“How many attendees engaged with Booth X?”
“What was the overall attendee sentiment?”
“The conference generated how much networking opportunities?”
Until now, the majority of event marketers collect, review, and analyze event data after the event, analyzing things that happened in the past. Numbers are relegated to post-mortem reports. Insights are formed to learn what worked and what didn’t to improve future events.
“ROI calculations have been largely based on feedback obtained from surveys submitted after the conclusion of the event. At best, ROI calculations were hit and miss. Furthermore, such methods provided no way to obtain real-time actionable data while the event was still ongoing,” says Brett Relander.
Imagine if data were available live and event marketers are able to make adjustments as the event unfolds. Post-event insights turn into real-time opportunities. Future changes become proactive adjustments. Instead of asking “what didn’t work?” event organizers will ask “what’s not working NOW and what can we do NOW to fix it?”
Event technology such as smart tags has made real-time data available for quite some time already, but only a few marketers have taken advantage. True, having access to live event data would require an additional investment, but the benefits outweigh the added cost.
Event marketers who are on the fence about using real-time event technology should consider the following benefits:
1. Troubleshoot Underperforming Key Event Elements
Every event has pillar components — whether it’s the booths of major sponsors, sessions featuring keynote speakers, or interactive installations. Following the Pareto Principle, these few key elements typically produce 80% of the expected results.
However, every event planner knows that there’s always a 50-50 chance that these event attractions are not going to perform as expected — and as mentioned, this is a realization that happens after the fact.
One of the best applications of real-time data in event marketing is the creation of live heat maps that shows the number of people on the event floor and where they are congregating.
The red areas indicate where the heaviest engagement is while the blue areas represent the event attractions getting the least attention.
Immediately, event marketers are able to see whether their planned key attractions are a hit or a miss among attendees and they can take timely steps to remedy the situation. For example, backup traffic generation tactics (i.e. raffles, meet and greet, push notifications, etc.) can be deployed to help drive engagement to these supposedly important event components.
(Pro tip: This is especially helpful if you made certain commitments to sponsors as to how much traffic their booth is going to get.)
2. Personalized Offers Based on Active Engagements
Not everyone will come to an event with the same intention. This is directly related to where they are in the buyer’s journey. Some attendees are looking for more information, some will attend to compare different solutions, while others are ready to buy.
Online marketers have been implementing personalization based on audience segments for many years, but it’s not as widely adopted in event marketing.
The emergence of real-time data collection event technology — specifically beacons, RFID, and wearables — allows event marketers to track the attendee behavior during the event. The goal is to engage them with custom offers based on their behavior. At the same time, the offers evolve which ultimately leads to the fulfillment of the event’s main objective. For example, an attendee at the Awareness Stage may be presented with educational content at the beginning of the event lifecycle. But at the end of the day, he can be presented with a sales offer if the main goal of the event is to get sales.

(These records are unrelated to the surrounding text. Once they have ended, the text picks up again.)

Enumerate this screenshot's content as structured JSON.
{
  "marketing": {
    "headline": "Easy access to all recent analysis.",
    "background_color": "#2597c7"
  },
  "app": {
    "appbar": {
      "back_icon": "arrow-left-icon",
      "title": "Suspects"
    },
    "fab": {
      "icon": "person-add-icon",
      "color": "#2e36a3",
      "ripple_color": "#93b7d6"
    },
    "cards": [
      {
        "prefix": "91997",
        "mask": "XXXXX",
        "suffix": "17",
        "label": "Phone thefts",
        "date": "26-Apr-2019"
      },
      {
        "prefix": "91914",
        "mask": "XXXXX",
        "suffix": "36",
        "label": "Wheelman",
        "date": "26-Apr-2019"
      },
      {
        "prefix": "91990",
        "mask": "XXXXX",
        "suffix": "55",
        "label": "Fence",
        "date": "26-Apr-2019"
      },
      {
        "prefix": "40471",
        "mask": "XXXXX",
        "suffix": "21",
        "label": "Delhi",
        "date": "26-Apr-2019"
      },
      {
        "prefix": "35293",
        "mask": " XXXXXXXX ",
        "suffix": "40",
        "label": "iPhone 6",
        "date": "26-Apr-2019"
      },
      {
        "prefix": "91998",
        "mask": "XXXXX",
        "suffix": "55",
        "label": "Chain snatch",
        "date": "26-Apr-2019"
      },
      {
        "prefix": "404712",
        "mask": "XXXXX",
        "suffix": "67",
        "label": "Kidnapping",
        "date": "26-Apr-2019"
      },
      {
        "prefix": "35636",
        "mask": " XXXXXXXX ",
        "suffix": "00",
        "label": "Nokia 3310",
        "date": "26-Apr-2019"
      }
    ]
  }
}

In an ideal scenario, if the main goal of an event is to generate sales, the event should be able to transform someone who is just defining their need to someone who is ready to buy.
3. Provide Better Attendee Experience
Lastly, access to real-data gives organizers a clear and accurate picture of what’s happening in their events, so that they can take steps to improve the overall attendee experience. It allows event managers to stop potential issues from escalating and identify optimization opportunities on the spot.
The simplest example of how live data accomplishes this is managing on-site registration. For venues with multiple entrances and exits, real-time data can reveal congestion points. Equipped with this information, organizers can either direct attendees to a registration booth with fewer people or set up a temporary registration station to expedite the process.
Another way live data can improve the overall attendee experience is by stimulating networking among participants with their fellow attendees, or with exhibitors/vendors/sponsors/speakers. Networking is one of the top reasons why people attend events, especially in the B2B community. With an event app that tracks networking activities, event managers are able to identify those who are falling behind and help facilitate networking either through push notifications or face-to-face assistance.
Data is Good, Timely Data is Better
The data gathered from events is used for several important sales and marketing functions, from creating marketing strategies, overall brand experience enhancement, to product development.
More and more event marketers now realize that in order for them to grow their numbers, they have to know their numbers. At the end of the day, event data is more than just numbers on a stat sheet. The data represents behaviors that lead to insights that lead to actions.
Collecting post-event data is good and will always be a part of an event marketer’s playbook. Moreover, having real-time data allows the right information to be accessible to the right people at the right time, enabling them to take the right action.